Exceptions to the one-mile walk boundary include if a student will have to cross a major highway or uncontrolled intersection on their way to school, or being part of the Individualized Education Plan(IEP). Director of Transportation Jennifer Simpson said being informed is very important, and it will be a team effort to ensure the safety of students.

“We’ll be mailing out letters to all the families in June who no longer qualify for transportation,” Mrs. Simpson said. “If there wasn’t a crosswalk and a stoplight like at Central, then our decision of who would be walkers and who would not would be different. It will be up to the families to make sure that students are safe as they’re crossing the road. If they have to cross a busy road, we would encourage students to use the crosswalks.”

Assistant Principal Brian Warner said a new normal will develop.

“It’s not us versus you. We have to work together to try to figure out the best possible option and then adjust and tweak as we go on,” Mr. Warner said. “I understand that it’s going to be impacting a lot of people. I need to be patient, it’s one thing if it’s implemented and the policy doesn’t change me. When you start to impact my child, and you start to impact the household, it gets a little bit more personal. So when I get those phone calls, I need to be understanding to them. I understand it in being able to work and trying to do whatever I can to support them, but also to maintain our district focus on why we’ve made these changes the way they are.”

Additionally, bus stops will be consolidated to the point where students in grades 6-12 will have to walk four-tenths of a mile to and from stops, and grades K-5 will have to walk only two-tenths of a mile. Mrs. Simpson said families will need to pay attention to the parent portal for the first week of August. 
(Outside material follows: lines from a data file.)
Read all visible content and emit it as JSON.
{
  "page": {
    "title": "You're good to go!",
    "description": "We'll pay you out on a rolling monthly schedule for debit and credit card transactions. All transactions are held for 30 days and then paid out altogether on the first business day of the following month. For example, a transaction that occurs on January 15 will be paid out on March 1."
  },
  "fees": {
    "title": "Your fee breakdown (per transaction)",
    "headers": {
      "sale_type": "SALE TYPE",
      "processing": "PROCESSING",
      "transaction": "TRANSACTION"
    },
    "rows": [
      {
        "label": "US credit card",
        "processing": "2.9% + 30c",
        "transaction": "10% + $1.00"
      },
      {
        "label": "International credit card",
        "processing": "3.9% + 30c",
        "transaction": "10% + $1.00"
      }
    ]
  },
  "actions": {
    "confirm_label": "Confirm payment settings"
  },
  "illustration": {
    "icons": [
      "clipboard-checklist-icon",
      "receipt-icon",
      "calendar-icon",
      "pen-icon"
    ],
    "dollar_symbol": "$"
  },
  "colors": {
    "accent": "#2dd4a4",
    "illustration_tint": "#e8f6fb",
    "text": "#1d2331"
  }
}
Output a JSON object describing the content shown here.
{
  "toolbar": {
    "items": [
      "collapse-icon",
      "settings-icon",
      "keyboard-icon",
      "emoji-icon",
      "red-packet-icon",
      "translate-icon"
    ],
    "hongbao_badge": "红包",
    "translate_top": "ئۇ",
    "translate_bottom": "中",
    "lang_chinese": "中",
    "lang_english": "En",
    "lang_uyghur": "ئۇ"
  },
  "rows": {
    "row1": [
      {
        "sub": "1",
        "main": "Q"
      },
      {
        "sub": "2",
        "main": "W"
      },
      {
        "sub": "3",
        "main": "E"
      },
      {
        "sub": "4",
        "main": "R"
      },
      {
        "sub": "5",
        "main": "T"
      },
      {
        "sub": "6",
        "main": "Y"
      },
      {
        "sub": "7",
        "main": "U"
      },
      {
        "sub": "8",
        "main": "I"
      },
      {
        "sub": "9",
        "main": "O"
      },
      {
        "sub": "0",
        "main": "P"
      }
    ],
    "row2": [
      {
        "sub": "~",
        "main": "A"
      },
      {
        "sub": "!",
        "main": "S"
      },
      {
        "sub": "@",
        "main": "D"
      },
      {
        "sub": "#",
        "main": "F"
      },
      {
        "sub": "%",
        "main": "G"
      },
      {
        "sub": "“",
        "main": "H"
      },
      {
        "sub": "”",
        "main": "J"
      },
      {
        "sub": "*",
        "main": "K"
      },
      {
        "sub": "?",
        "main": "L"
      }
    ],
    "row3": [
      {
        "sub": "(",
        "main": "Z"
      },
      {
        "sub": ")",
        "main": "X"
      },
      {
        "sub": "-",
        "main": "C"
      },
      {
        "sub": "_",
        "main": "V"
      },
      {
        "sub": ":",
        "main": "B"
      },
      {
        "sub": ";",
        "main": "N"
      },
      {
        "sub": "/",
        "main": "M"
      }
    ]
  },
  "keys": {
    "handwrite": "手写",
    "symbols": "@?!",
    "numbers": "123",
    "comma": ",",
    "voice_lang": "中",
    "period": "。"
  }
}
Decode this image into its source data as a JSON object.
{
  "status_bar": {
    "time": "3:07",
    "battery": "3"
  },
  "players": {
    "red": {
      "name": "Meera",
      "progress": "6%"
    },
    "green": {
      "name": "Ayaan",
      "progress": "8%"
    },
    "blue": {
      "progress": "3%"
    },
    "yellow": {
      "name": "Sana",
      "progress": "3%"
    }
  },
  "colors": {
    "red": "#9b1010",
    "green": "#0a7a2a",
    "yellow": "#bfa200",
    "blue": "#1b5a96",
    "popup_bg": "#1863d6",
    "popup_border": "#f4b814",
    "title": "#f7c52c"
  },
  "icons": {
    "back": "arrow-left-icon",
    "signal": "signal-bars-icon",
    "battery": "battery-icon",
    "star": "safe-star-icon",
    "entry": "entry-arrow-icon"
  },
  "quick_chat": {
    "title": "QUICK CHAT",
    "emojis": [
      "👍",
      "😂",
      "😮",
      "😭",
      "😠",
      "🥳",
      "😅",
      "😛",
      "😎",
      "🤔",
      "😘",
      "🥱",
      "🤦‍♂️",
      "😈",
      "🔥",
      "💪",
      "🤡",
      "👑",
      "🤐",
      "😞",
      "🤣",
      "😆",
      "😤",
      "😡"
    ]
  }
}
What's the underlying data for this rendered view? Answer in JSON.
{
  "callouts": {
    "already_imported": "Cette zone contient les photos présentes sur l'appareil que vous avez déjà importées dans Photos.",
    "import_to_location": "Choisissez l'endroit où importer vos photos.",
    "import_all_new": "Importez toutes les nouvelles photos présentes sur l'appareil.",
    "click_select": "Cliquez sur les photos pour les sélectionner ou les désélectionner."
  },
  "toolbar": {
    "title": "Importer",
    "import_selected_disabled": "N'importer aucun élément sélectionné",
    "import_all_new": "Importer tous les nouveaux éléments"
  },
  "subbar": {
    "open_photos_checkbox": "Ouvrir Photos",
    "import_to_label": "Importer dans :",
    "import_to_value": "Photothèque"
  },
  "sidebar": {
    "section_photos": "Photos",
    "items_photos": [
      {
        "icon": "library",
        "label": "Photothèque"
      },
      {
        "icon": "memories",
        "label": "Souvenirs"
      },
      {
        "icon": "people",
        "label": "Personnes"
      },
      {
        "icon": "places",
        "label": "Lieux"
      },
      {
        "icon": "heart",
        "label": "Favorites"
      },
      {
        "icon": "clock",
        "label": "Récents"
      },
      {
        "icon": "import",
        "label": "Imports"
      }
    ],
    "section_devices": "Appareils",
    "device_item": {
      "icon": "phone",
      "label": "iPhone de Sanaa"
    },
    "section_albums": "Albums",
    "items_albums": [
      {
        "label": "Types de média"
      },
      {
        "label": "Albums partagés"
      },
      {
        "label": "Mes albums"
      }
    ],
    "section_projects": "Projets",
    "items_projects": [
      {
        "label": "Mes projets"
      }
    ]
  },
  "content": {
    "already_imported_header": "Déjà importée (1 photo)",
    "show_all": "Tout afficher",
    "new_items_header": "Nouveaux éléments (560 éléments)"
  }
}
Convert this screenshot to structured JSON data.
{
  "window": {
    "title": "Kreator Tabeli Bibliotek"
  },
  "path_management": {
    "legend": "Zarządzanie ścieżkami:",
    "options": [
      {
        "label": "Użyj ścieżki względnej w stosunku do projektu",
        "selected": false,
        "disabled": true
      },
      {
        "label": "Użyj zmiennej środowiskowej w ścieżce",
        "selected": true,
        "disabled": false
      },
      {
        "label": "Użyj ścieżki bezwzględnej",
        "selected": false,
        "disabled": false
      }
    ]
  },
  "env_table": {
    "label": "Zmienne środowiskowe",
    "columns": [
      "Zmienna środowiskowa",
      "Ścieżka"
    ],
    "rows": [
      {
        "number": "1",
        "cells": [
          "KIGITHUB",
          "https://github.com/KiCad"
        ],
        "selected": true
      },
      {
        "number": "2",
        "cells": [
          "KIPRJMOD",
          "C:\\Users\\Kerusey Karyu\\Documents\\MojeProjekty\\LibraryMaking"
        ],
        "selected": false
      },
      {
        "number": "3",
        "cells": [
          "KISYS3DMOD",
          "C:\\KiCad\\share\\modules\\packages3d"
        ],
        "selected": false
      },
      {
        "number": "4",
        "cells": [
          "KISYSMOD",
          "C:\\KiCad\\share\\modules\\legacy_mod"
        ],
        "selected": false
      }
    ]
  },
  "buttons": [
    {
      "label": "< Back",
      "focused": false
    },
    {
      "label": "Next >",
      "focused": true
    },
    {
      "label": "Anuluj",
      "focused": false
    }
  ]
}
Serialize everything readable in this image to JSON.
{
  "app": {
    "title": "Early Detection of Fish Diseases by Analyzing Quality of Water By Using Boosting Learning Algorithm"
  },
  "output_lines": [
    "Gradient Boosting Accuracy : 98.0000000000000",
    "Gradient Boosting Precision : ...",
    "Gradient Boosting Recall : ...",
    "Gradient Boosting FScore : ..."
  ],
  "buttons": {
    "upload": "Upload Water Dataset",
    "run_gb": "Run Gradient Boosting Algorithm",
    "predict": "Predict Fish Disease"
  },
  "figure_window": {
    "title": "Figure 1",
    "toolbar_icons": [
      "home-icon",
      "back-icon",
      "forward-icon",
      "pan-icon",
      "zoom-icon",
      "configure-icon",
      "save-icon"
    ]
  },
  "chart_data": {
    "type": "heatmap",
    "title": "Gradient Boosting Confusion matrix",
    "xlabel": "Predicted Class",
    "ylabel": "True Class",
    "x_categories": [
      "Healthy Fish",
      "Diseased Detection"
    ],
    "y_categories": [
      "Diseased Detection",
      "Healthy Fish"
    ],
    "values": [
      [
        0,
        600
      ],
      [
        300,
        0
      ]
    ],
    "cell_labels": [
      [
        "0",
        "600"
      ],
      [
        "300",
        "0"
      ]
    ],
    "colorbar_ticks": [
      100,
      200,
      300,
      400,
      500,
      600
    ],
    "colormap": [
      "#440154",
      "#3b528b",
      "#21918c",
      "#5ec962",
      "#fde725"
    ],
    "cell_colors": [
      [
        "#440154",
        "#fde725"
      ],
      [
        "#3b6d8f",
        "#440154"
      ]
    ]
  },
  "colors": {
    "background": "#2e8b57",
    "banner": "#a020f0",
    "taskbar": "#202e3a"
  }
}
“They’re going to want to pay attention so everyone can identify their bus stop location and then put the plans in place that work for their family to be able to access that stop safely,” Mrs. Simpson said. “Spend the next couple of weeks before school starts putting safety precautions in place as a family and figure out the safest walk path and determine who the buddy systems are so everyone doesn’t wait until the first day of school to realize how far away their bus stop is.”

Superintendent Kenneth Roumpos said safety is the top priority.

“Our building administrators will be working through logistics of all of these changes over the summer. We envision working with our neighbors and parents to encourage supervision at bus stops,” Dr. Roumpos said. “We already don’t have enough bus drivers and with 44% of our current drivers eligible for retirement next year, the problem is only expected to get worse. We must act now so we can continue to provide reliable bus service to families.”

To reduce the amount of total stops, the district has changed most of the bell times, resulting in both middle and high school students riding the same bus. Mrs. Simpson said there will be assigned seats.

A chart depicting all of the bell times for the district to take effect in the 2023-24 school year. The times for Westwood were set to be approved on the May 18 board meeting. Chart by Francis Howell School District

“The middle school students will sit in the front portion of the bus and then high school students will sit closer to the back,” Mrs. Simpson said. “I came from a district where the middle school students behaved much better when the high school kids were on the bus. We are actually looking forward to an improvement in student behavior.”

Principal Suzanne Leake said if a route is full, they’re not going to add more students.

“They’re going to be as efficient as possible with the number of seats and riders. The goal is to fill up as many seats with one bus as opposed to running that route twice if not needed,” Dr. Leake said. 

Additionally, the bell times of Saeger will be 45 minutes earlier, meaning dismissal is at 2:30 p.m., leading to a crowded FHC parking lot as parents arrive early to pick up their middle school or high school students at the same time. Mrs. Simpson said the parent drop-off lane will be adjusted in Saeger.

“We are working with the building administration to make sure that we have staff outside to help move traffic along in a safe manner and control our parking lot,” Mrs. Simpson said. “We will be working through those challenges this summer to make sure that we have good plans in place that we can communicate to our parents and our students.”

Dr. Roumpos said students have overcome more difficult challenges, such as the Covid-19 pandemic.

“We do recognize that adjusting to a new start time can be challenging for some students – especially at the middle school level where some schools will start 35-45 minutes earlier. But we also know students are resilient,” Dr. Roumpos said.